• Task item: From the first line to the last, copy the data exactly and drop the pictures.

*** Begin section ***

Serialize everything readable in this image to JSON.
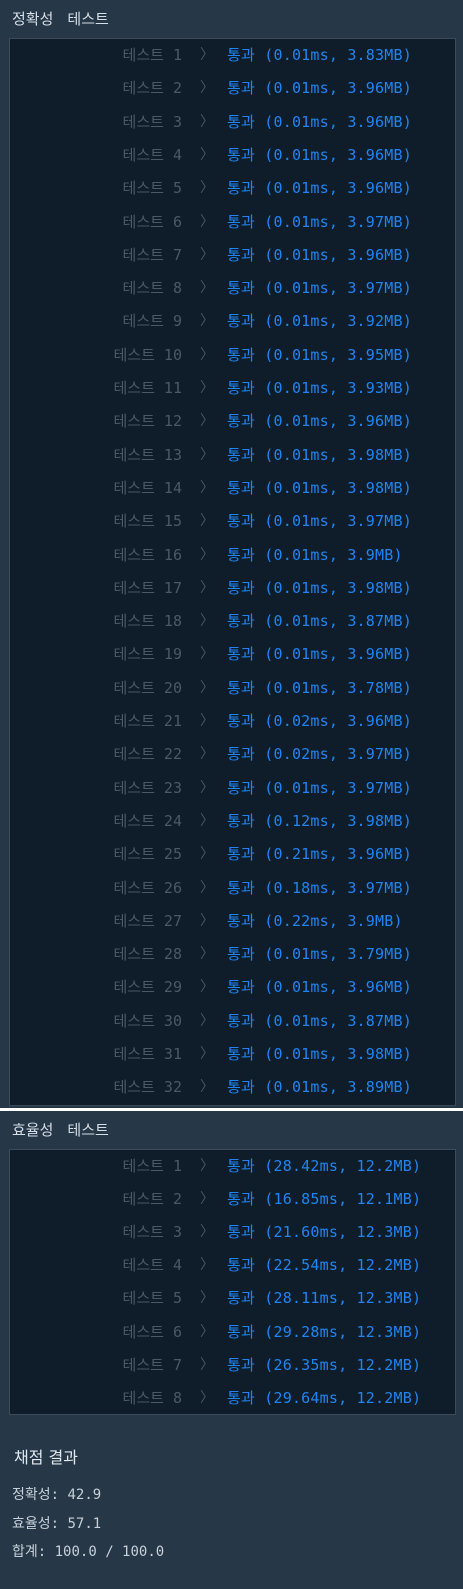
{
  "accuracy": {
    "header": "정확성",
    "header_suffix": "테스트",
    "tests": [
      {
        "label": "테스트 1",
        "status": "통과",
        "detail": "(0.01ms, 3.83MB)"
      },
      {
        "label": "테스트 2",
        "status": "통과",
        "detail": "(0.01ms, 3.96MB)"
      },
      {
        "label": "테스트 3",
        "status": "통과",
        "detail": "(0.01ms, 3.96MB)"
      },
      {
        "label": "테스트 4",
        "status": "통과",
        "detail": "(0.01ms, 3.96MB)"
      },
      {
        "label": "테스트 5",
        "status": "통과",
        "detail": "(0.01ms, 3.96MB)"
      },
      {
        "label": "테스트 6",
        "status": "통과",
        "detail": "(0.01ms, 3.97MB)"
      },
      {
        "label": "테스트 7",
        "status": "통과",
        "detail": "(0.01ms, 3.96MB)"
      },
      {
        "label": "테스트 8",
        "status": "통과",
        "detail": "(0.01ms, 3.97MB)"
      },
      {
        "label": "테스트 9",
        "status": "통과",
        "detail": "(0.01ms, 3.92MB)"
      },
      {
        "label": "테스트 10",
        "status": "통과",
        "detail": "(0.01ms, 3.95MB)"
      },
      {
        "label": "테스트 11",
        "status": "통과",
        "detail": "(0.01ms, 3.93MB)"
      },
      {
        "label": "테스트 12",
        "status": "통과",
        "detail": "(0.01ms, 3.96MB)"
      },
      {
        "label": "테스트 13",
        "status": "통과",
        "detail": "(0.01ms, 3.98MB)"
      },
      {
        "label": "테스트 14",
        "status": "통과",
        "detail": "(0.01ms, 3.98MB)"
      },
      {
        "label": "테스트 15",
        "status": "통과",
        "detail": "(0.01ms, 3.97MB)"
      },
      {
        "label": "테스트 16",
        "status": "통과",
        "detail": "(0.01ms, 3.9MB)"
      },
      {
        "label": "테스트 17",
        "status": "통과",
        "detail": "(0.01ms, 3.98MB)"
      },
      {
        "label": "테스트 18",
        "status": "통과",
        "detail": "(0.01ms, 3.87MB)"
      },
      {
        "label": "테스트 19",
        "status": "통과",
        "detail": "(0.01ms, 3.96MB)"
      },
      {
        "label": "테스트 20",
        "status": "통과",
        "detail": "(0.01ms, 3.78MB)"
      },
      {
        "label": "테스트 21",
        "status": "통과",
        "detail": "(0.02ms, 3.96MB)"
      },
      {
        "label": "테스트 22",
        "status": "통과",
        "detail": "(0.02ms, 3.97MB)"
      },
      {
        "label": "테스트 23",
        "status": "통과",
        "detail": "(0.01ms, 3.97MB)"
      },
      {
        "label": "테스트 24",
        "status": "통과",
        "detail": "(0.12ms, 3.98MB)"
      },
      {
        "label": "테스트 25",
        "status": "통과",
        "detail": "(0.21ms, 3.96MB)"
      },
      {
        "label": "테스트 26",
        "status": "통과",
        "detail": "(0.18ms, 3.97MB)"
      },
      {
        "label": "테스트 27",
        "status": "통과",
        "detail": "(0.22ms, 3.9MB)"
      },
      {
        "label": "테스트 28",
        "status": "통과",
        "detail": "(0.01ms, 3.79MB)"
      },
      {
        "label": "테스트 29",
        "status": "통과",
        "detail": "(0.01ms, 3.96MB)"
      },
      {
        "label": "테스트 30",
        "status": "통과",
        "detail": "(0.01ms, 3.87MB)"
      },
      {
        "label": "테스트 31",
        "status": "통과",
        "detail": "(0.01ms, 3.98MB)"
      },
      {
        "label": "테스트 32",
        "status": "통과",
        "detail": "(0.01ms, 3.89MB)"
      }
    ]
  },
  "efficiency": {
    "header": "효율성",
    "header_suffix": "테스트",
    "tests": [
      {
        "label": "테스트 1",
        "status": "통과",
        "detail": "(28.42ms, 12.2MB)"
      },
      {
        "label": "테스트 2",
        "status": "통과",
        "detail": "(16.85ms, 12.1MB)"
      },
      {
        "label": "테스트 3",
        "status": "통과",
        "detail": "(21.60ms, 12.3MB)"
      },
      {
        "label": "테스트 4",
        "status": "통과",
        "detail": "(22.54ms, 12.2MB)"
      },
      {
        "label": "테스트 5",
        "status": "통과",
        "detail": "(28.11ms, 12.3MB)"
      },
      {
        "label": "테스트 6",
        "status": "통과",
        "detail": "(29.28ms, 12.3MB)"
      },
      {
        "label": "테스트 7",
        "status": "통과",
        "detail": "(26.35ms, 12.2MB)"
      },
      {
        "label": "테스트 8",
        "status": "통과",
        "detail": "(29.64ms, 12.2MB)"
      }
    ]
  },
  "score": {
    "title": "채점 결과",
    "accuracy": "정확성: 42.9",
    "efficiency": "효율성: 57.1",
    "total": "합계: 100.0 / 100.0"
  },
  "colors": {
    "pass": "#1f85f2",
    "label": "#4a5867",
    "box_bg": "#0f1d2a",
    "page_bg": "#263747"
  },
  "icons": {
    "row_separator": "chevron-right-icon"
  }
}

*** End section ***

• Task result:
Serialize everything readable in this image to JSON.
{
  "accuracy": {
    "header": "정확성",
    "header_suffix": "테스트",
    "tests": [
      {
        "label": "테스트 1",
        "status": "통과",
        "detail": "(0.01ms, 3.83MB)"
      },
      {
        "label": "테스트 2",
        "status": "통과",
        "detail": "(0.01ms, 3.96MB)"
      },
      {
        "label": "테스트 3",
        "status": "통과",
        "detail": "(0.01ms, 3.96MB)"
      },
      {
        "label": "테스트 4",
        "status": "통과",
        "detail": "(0.01ms, 3.96MB)"
      },
      {
        "label": "테스트 5",
        "status": "통과",
        "detail": "(0.01ms, 3.96MB)"
      },
      {
        "label": "테스트 6",
        "status": "통과",
        "detail": "(0.01ms, 3.97MB)"
      },
      {
        "label": "테스트 7",
        "status": "통과",
        "detail": "(0.01ms, 3.96MB)"
      },
      {
        "label": "테스트 8",
        "status": "통과",
        "detail": "(0.01ms, 3.97MB)"
      },
      {
        "label": "테스트 9",
        "status": "통과",
        "detail": "(0.01ms, 3.92MB)"
      },
      {
        "label": "테스트 10",
        "status": "통과",
        "detail": "(0.01ms, 3.95MB)"
      },
      {
        "label": "테스트 11",
        "status": "통과",
        "detail": "(0.01ms, 3.93MB)"
      },
      {
        "label": "테스트 12",
        "status": "통과",
        "detail": "(0.01ms, 3.96MB)"
      },
      {
        "label": "테스트 13",
        "status": "통과",
        "detail": "(0.01ms, 3.98MB)"
      },
      {
        "label": "테스트 14",
        "status": "통과",
        "detail": "(0.01ms, 3.98MB)"
      },
      {
        "label": "테스트 15",
        "status": "통과",
        "detail": "(0.01ms, 3.97MB)"
      },
      {
        "label": "테스트 16",
        "status": "통과",
        "detail": "(0.01ms, 3.9MB)"
      },
      {
        "label": "테스트 17",
        "status": "통과",
        "detail": "(0.01ms, 3.98MB)"
      },
      {
        "label": "테스트 18",
        "status": "통과",
        "detail": "(0.01ms, 3.87MB)"
      },
      {
        "label": "테스트 19",
        "status": "통과",
        "detail": "(0.01ms, 3.96MB)"
      },
      {
        "label": "테스트 20",
        "status": "통과",
        "detail": "(0.01ms, 3.78MB)"
      },
      {
        "label": "테스트 21",
        "status": "통과",
        "detail": "(0.02ms, 3.96MB)"
      },
      {
        "label": "테스트 22",
        "status": "통과",
        "detail": "(0.02ms, 3.97MB)"
      },
      {
        "label": "테스트 23",
        "status": "통과",
        "detail": "(0.01ms, 3.97MB)"
      },
      {
        "label": "테스트 24",
        "status": "통과",
        "detail": "(0.12ms, 3.98MB)"
      },
      {
        "label": "테스트 25",
        "status": "통과",
        "detail": "(0.21ms, 3.96MB)"
      },
      {
        "label": "테스트 26",
        "status": "통과",
        "detail": "(0.18ms, 3.97MB)"
      },
      {
        "label": "테스트 27",
        "status": "통과",
        "detail": "(0.22ms, 3.9MB)"
      },
      {
        "label": "테스트 28",
        "status": "통과",
        "detail": "(0.01ms, 3.79MB)"
      },
      {
        "label": "테스트 29",
        "status": "통과",
        "detail": "(0.01ms, 3.96MB)"
      },
      {
        "label": "테스트 30",
        "status": "통과",
        "detail": "(0.01ms, 3.87MB)"
      },
      {
        "label": "테스트 31",
        "status": "통과",
        "detail": "(0.01ms, 3.98MB)"
      },
      {
        "label": "테스트 32",
        "status": "통과",
        "detail": "(0.01ms, 3.89MB)"
      }
    ]
  },
  "efficiency": {
    "header": "효율성",
    "header_suffix": "테스트",
    "tests": [
      {
        "label": "테스트 1",
        "status": "통과",
        "detail": "(28.42ms, 12.2MB)"
      },
      {
        "label": "테스트 2",
        "status": "통과",
        "detail": "(16.85ms, 12.1MB)"
      },
      {
        "label": "테스트 3",
        "status": "통과",
        "detail": "(21.60ms, 12.3MB)"
      },
      {
        "label": "테스트 4",
        "status": "통과",
        "detail": "(22.54ms, 12.2MB)"
      },
      {
        "label": "테스트 5",
        "status": "통과",
        "detail": "(28.11ms, 12.3MB)"
      },
      {
        "label": "테스트 6",
        "status": "통과",
        "detail": "(29.28ms, 12.3MB)"
      },
      {
        "label": "테스트 7",
        "status": "통과",
        "detail": "(26.35ms, 12.2MB)"
      },
      {
        "label": "테스트 8",
        "status": "통과",
        "detail": "(29.64ms, 12.2MB)"
      }
    ]
  },
  "score": {
    "title": "채점 결과",
    "accuracy": "정확성: 42.9",
    "efficiency": "효율성: 57.1",
    "total": "합계: 100.0 / 100.0"
  },
  "colors": {
    "pass": "#1f85f2",
    "label": "#4a5867",
    "box_bg": "#0f1d2a",
    "page_bg": "#263747"
  },
  "icons": {
    "row_separator": "chevron-right-icon"
  }
}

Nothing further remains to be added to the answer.